Location: Animal Parasitic Diseases
Title: Seroepidemiology of Toxoplasma gondii infection in women from the North of Portugal in their childbearing years Authors
Submitted to: Epidemiology and Infection
Publication Type: Peer Reviewed Journal
Publication Acceptance Date: August 1, 2011
Publication Date: October 1, 2011
Citation: Lopes, A.P., Dubey, J.P., Moutinho, O., Gargate, M., Vilares, A., Rodrigues, M., Cardoso, L. 2011. Seroepidemiology of Toxoplasma gondii infection in women from the North of Portugal in their childbearing years. Epidemiology and Infection. DOI: 10.1017/S0950268811001658.1-6. Interpretive Summary: Toxoplasma gondii is a single-celled parasite of all warm-blooded hosts worldwide. It causes mental retardation and loss of vision in children, and abortion in livestock. Cats are the main reservoir of T. gondii because they are the only hosts that can excrete the resistant stage (oocyst) of the parasite in the feces. Humans become infected by eating undercooked meat from infected animals and food and water contaminated with oocysts.. In the present study scientists document prevalence of T. gondii in women of child bearing age. The results will be of interest to biologists, parasitologists, and veterinarians.
Technical Abstract: Seroprevalence of Toxoplasma gondii infection and associated risk factors were investigated in 401 women of childbearing age from the North of Portugal.
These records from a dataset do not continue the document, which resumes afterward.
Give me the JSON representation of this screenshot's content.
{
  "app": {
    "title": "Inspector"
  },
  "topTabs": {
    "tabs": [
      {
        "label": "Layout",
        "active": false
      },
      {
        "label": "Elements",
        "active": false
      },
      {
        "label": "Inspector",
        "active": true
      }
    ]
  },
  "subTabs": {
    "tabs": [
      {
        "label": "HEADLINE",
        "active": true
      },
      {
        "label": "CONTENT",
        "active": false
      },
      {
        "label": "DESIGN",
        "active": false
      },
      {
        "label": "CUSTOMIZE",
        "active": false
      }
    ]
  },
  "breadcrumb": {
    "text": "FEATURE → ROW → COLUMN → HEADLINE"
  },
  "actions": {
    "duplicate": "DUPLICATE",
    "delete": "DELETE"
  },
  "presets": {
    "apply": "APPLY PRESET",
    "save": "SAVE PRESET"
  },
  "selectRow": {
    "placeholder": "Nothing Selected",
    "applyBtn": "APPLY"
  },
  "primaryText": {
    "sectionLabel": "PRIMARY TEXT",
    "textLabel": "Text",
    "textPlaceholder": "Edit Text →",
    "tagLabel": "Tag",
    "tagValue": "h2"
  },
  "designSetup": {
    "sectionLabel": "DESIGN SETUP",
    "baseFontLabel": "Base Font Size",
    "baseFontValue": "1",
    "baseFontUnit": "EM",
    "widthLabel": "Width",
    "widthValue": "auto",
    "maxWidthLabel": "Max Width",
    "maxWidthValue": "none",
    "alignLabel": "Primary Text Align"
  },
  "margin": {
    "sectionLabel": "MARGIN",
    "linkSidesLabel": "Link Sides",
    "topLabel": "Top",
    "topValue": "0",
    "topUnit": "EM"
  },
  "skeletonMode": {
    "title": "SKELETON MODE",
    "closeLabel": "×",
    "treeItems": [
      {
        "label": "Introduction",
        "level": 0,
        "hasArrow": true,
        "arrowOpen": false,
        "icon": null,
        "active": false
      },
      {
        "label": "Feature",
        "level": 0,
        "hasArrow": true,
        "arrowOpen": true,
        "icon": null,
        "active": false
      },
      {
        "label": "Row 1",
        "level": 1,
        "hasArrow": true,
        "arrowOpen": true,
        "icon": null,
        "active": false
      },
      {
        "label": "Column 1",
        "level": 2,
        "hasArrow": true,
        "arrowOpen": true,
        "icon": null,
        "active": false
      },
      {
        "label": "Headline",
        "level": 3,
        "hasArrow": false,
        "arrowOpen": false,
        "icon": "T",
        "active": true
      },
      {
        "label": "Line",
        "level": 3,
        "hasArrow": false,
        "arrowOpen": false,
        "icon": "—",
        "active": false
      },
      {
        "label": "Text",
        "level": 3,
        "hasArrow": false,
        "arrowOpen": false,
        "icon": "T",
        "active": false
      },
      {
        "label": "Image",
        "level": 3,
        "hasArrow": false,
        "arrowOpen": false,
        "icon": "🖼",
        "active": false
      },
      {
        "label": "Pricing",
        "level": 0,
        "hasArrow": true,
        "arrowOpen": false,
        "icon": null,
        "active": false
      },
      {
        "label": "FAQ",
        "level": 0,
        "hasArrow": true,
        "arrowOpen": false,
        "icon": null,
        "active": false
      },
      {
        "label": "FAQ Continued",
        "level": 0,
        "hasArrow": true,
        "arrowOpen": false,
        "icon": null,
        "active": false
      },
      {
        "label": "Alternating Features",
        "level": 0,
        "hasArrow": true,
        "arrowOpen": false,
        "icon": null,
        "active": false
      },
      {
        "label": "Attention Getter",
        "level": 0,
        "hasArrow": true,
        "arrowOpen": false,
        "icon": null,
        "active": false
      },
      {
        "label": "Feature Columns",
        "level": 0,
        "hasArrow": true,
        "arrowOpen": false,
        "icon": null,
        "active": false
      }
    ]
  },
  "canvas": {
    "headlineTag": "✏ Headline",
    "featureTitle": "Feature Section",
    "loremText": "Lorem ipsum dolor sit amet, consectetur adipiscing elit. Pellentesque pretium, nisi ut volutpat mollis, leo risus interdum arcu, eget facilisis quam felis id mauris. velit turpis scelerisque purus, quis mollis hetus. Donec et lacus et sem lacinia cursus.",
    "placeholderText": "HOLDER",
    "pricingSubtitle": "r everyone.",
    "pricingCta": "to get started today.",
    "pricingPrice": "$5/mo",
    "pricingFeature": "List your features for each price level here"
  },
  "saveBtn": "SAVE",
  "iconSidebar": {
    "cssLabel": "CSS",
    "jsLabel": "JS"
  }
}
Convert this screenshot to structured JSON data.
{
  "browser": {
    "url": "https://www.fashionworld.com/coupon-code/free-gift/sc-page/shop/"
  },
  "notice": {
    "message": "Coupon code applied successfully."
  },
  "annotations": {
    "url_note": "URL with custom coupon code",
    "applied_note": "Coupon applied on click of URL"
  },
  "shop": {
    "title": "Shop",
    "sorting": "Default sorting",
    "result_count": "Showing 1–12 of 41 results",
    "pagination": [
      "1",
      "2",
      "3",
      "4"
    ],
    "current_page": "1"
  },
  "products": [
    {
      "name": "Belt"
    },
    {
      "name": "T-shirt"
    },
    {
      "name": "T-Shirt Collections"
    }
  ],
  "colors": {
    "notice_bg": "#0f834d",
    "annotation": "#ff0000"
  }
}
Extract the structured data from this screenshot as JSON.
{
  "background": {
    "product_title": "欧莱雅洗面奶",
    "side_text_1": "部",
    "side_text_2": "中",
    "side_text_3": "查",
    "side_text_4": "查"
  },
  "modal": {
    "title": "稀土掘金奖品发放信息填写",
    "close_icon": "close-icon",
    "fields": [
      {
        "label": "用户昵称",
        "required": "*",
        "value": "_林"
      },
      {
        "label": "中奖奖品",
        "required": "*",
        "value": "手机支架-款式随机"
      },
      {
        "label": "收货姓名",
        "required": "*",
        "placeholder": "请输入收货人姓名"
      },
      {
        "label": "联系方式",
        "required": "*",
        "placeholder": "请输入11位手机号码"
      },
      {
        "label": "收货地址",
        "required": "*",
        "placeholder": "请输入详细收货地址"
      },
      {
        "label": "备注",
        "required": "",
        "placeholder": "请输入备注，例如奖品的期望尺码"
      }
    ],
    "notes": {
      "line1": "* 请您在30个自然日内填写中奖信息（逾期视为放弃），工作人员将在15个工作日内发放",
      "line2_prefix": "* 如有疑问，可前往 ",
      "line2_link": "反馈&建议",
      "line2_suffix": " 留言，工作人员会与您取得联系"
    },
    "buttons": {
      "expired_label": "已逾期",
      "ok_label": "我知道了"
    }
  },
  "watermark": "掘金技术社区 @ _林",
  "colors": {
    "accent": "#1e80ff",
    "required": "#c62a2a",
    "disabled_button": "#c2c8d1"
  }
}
Among the 98 (24.4%) seropositive women, 92 (93.9%) were detected as positive only for imunoglobulin (Ig) G, two women (2.0%) were positive only for IgM, and four other (4.1%) were simultaneously positive for IgG and IgM. An increasing seroprevalence, although not statistically different, was found with age, from 19.5% in the younger group (16-24 years) to 31.9% in the older one (35-45 years). Risk factors for T. gondii infection were soil related activities without gloves (odds ratio [OR] = 8.4), consumption of unwashed raw vegetables or fruit (OR = 7.6) and that of smoked or cured (non-cooked) processed pork products (OR = 2.5). Most women of childbearing age from northern Portugal are susceptible to primary infection with T. gondii and, therefore, the risk of congenital toxoplasmosis remains high.